# [What you need to do]
Write down each of the records again, exactly and in full.
*** Opening of Records to use ***
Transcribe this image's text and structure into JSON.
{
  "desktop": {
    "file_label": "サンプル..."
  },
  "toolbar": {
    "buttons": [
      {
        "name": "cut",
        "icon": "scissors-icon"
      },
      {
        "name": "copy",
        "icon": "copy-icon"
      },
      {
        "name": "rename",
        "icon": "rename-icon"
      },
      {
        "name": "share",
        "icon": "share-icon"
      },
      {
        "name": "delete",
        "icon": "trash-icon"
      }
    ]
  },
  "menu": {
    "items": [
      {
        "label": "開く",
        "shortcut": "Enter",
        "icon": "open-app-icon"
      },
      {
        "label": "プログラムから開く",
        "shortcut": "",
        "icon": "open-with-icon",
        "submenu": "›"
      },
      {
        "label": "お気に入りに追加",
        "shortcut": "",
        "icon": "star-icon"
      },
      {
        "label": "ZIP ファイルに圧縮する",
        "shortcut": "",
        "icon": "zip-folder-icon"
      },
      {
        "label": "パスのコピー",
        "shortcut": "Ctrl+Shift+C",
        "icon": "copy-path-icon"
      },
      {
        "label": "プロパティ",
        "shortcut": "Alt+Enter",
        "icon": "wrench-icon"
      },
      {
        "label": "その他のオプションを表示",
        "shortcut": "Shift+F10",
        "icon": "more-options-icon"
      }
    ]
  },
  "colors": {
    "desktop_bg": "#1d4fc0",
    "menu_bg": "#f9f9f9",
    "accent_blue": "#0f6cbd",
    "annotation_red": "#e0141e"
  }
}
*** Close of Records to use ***
# [Task output]
Transcribe this image's text and structure into JSON.
{
  "desktop": {
    "file_label": "サンプル..."
  },
  "toolbar": {
    "buttons": [
      {
        "name": "cut",
        "icon": "scissors-icon"
      },
      {
        "name": "copy",
        "icon": "copy-icon"
      },
      {
        "name": "rename",
        "icon": "rename-icon"
      },
      {
        "name": "share",
        "icon": "share-icon"
      },
      {
        "name": "delete",
        "icon": "trash-icon"
      }
    ]
  },
  "menu": {
    "items": [
      {
        "label": "開く",
        "shortcut": "Enter",
        "icon": "open-app-icon"
      },
      {
        "label": "プログラムから開く",
        "shortcut": "",
        "icon": "open-with-icon",
        "submenu": "›"
      },
      {
        "label": "お気に入りに追加",
        "shortcut": "",
        "icon": "star-icon"
      },
      {
        "label": "ZIP ファイルに圧縮する",
        "shortcut": "",
        "icon": "zip-folder-icon"
      },
      {
        "label": "パスのコピー",
        "shortcut": "Ctrl+Shift+C",
        "icon": "copy-path-icon"
      },
      {
        "label": "プロパティ",
        "shortcut": "Alt+Enter",
        "icon": "wrench-icon"
      },
      {
        "label": "その他のオプションを表示",
        "shortcut": "Shift+F10",
        "icon": "more-options-icon"
      }
    ]
  },
  "colors": {
    "desktop_bg": "#1d4fc0",
    "menu_bg": "#f9f9f9",
    "accent_blue": "#0f6cbd",
    "annotation_red": "#e0141e"
  }
}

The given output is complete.